The first historical-cultural biennale took place in 2012, in Grodno, and much artistic invention was anticipated from the Gomel event. Belarus’ Culture Minister, Boris Svetlov, believes that our museums are developing well. “Since 2012 the number of visitors to our museum complexes has more than doubled. We are well aware of foreign museum experiences and are actively implementing these in our country. Importantly, new museums are opening, including the privately run ones,” he says.

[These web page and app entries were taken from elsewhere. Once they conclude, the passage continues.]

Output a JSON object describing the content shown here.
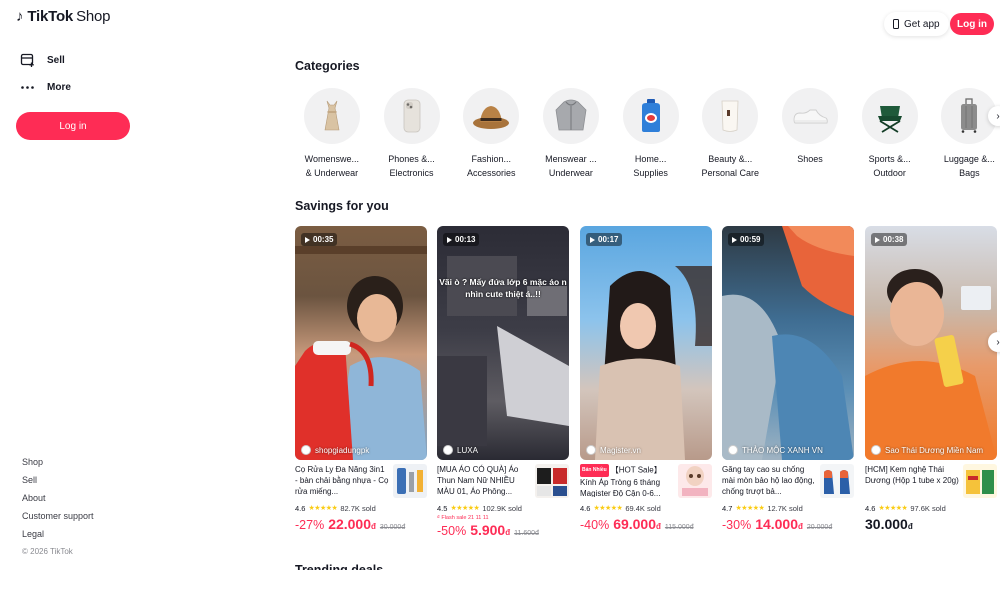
{
  "header": {
    "logo_note": "♪",
    "logo_tiktok": "TikTok",
    "logo_shop": "Shop",
    "get_app": "Get app",
    "login": "Log in"
  },
  "sidebar": {
    "items": [
      {
        "label": "Sell",
        "icon": "store-add-icon"
      },
      {
        "label": "More",
        "icon": "more-dots-icon"
      }
    ],
    "login": "Log in",
    "footer_links": [
      "Shop",
      "Sell",
      "About",
      "Customer support",
      "Legal"
    ],
    "copyright": "© 2026 TikTok"
  },
  "categories": {
    "title": "Categories",
    "items": [
      {
        "line1": "Womenswe...",
        "line2": "& Underwear",
        "icon": "dress-icon"
      },
      {
        "line1": "Phones &...",
        "line2": "Electronics",
        "icon": "phone-icon"
      },
      {
        "line1": "Fashion...",
        "line2": "Accessories",
        "icon": "hat-icon"
      },
      {
        "line1": "Menswear ...",
        "line2": "Underwear",
        "icon": "jacket-icon"
      },
      {
        "line1": "Home...",
        "line2": "Supplies",
        "icon": "detergent-bottle-icon"
      },
      {
        "line1": "Beauty &...",
        "line2": "Personal Care",
        "icon": "cosmetic-tube-icon"
      },
      {
        "line1": "Shoes",
        "line2": "",
        "icon": "sneaker-icon"
      },
      {
        "line1": "Sports &...",
        "line2": "Outdoor",
        "icon": "camping-chair-icon"
      },
      {
        "line1": "Luggage &...",
        "line2": "Bags",
        "icon": "suitcase-icon"
      }
    ]
  },
  "savings": {
    "title": "Savings for you",
    "cards": [
      {
        "duration": "00:35",
        "creator": "shopgiadungpk",
        "overlay": "",
        "tag": "",
        "title": "Cọ Rửa Ly Đa Năng 3in1 - bàn chải bằng nhựa - Cọ rửa miếng...",
        "rating": "4.6",
        "sold": "82.7K sold",
        "flash": "",
        "discount": "-27%",
        "price": "22.000",
        "currency": "đ",
        "original": "30.000đ",
        "colors": {
          "bg1": "#8a6a4a",
          "bg2": "#d98c6a",
          "accent": "#e0302a"
        }
      },
      {
        "duration": "00:13",
        "creator": "LUXA",
        "overlay": "Vãi ò ? Mấy đứa lớp 6 mặc áo n nhìn cute thiệt á..!!",
        "tag": "",
        "title": "[MUA ÁO CÓ QUÀ] Áo Thun Nam Nữ NHIỀU MÀU 01, Áo Phông...",
        "rating": "4.5",
        "sold": "102.9K sold",
        "flash": "₫ Flash sale 21 11 11",
        "discount": "-50%",
        "price": "5.900",
        "currency": "đ",
        "original": "11.600đ",
        "colors": {
          "bg1": "#2a2a33",
          "bg2": "#6d6a70",
          "accent": "#d8d8dc"
        }
      },
      {
        "duration": "00:17",
        "creator": "Magister.vn",
        "overlay": "",
        "tag": "Bán Nhiều",
        "title": "【HOT Sale】 Kính Áp Tròng 6 tháng Magister Độ Cận 0-6...",
        "rating": "4.6",
        "sold": "69.4K sold",
        "flash": "",
        "discount": "-40%",
        "price": "69.000",
        "currency": "đ",
        "original": "115.000đ",
        "colors": {
          "bg1": "#6fb6e8",
          "bg2": "#d8b8a8",
          "accent": "#2a1f1f"
        }
      },
      {
        "duration": "00:59",
        "creator": "THẢO MỘC XANH VN",
        "overlay": "",
        "tag": "",
        "title": "Găng tay cao su chống mài mòn bảo hộ lao động, chống trượt bả...",
        "rating": "4.7",
        "sold": "12.7K sold",
        "flash": "",
        "discount": "-30%",
        "price": "14.000",
        "currency": "đ",
        "original": "20.000đ",
        "colors": {
          "bg1": "#4a7fa6",
          "bg2": "#e86a3a",
          "accent": "#9fb3c2"
        }
      },
      {
        "duration": "00:38",
        "creator": "Sao Thái Dương Miền Nam",
        "overlay": "",
        "tag": "",
        "title": "[HCM] Kem nghệ Thái Dương (Hộp 1 tube x 20g)",
        "rating": "4.6",
        "sold": "97.6K sold",
        "flash": "",
        "discount": "",
        "price": "30.000",
        "currency": "đ",
        "original": "",
        "colors": {
          "bg1": "#e8a87c",
          "bg2": "#f07a2a",
          "accent": "#f5d04a"
        }
      }
    ]
  },
  "next_section_title": "Trending deals"
}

Last year, Belarusian museum staff organized 5,000 exhibitions and over 130,000 excursions, visited by almost 6 million people. Museum technologies have moved from reading information on stands to downloading guides onto iPhones and other mobile devices. Of course, small museums can hardly afford this, as an info-kiosk alone costs around $8,000. However, efforts are being made to solve obstacles, notes the General Director of the National Art Museum, Vladimir Prokoptsov. He explains, “European museums generate up to 60 percent of their profit from souvenir shops, art-cafes and children’s play rooms. We are moving along this path, aiming to ensure that whole families come to our museums, irrespective of age of members. Sadly, most Belarusian museums were built in Soviet times, when comfort was less appreciated, so money is now being spent on rebuilding premises.”
In 2013 the Nesvizh National Historical and Cultural Museum-Reserve enjoyed the most visitors, followed by Brest Hero-Fortress Memorial Complex.
Gomel’s Palace and Park Estate occupied the third place. Its General Director, Alexander Gostev, reveals the secret of attracting foreign tourists, saying, “Any business requires a target group. Most of our foreign guests are Russian, from Bryansk Region, Moscow and St. Petersburg. Apart from liaising with tourist companies, we advertise in spas and recreation centres. The results speak for themselves, as half of our visitors arrive from abroad.”
The forum also prepared a professionals’ rating, with the winners of the Museums of Belarus in the Third Millennium contest announced across six major and four special nominations. Galina Nechaeva, the Director of the Vetka Folk Art Museum, was acknowledged ‘Best Head’, while Oshmyany Local History Museum (named after F. Bogushevich) won ‘Best Art Design’. The Grand Prix went to the National Art Museum.
By Stanislav Galkovsky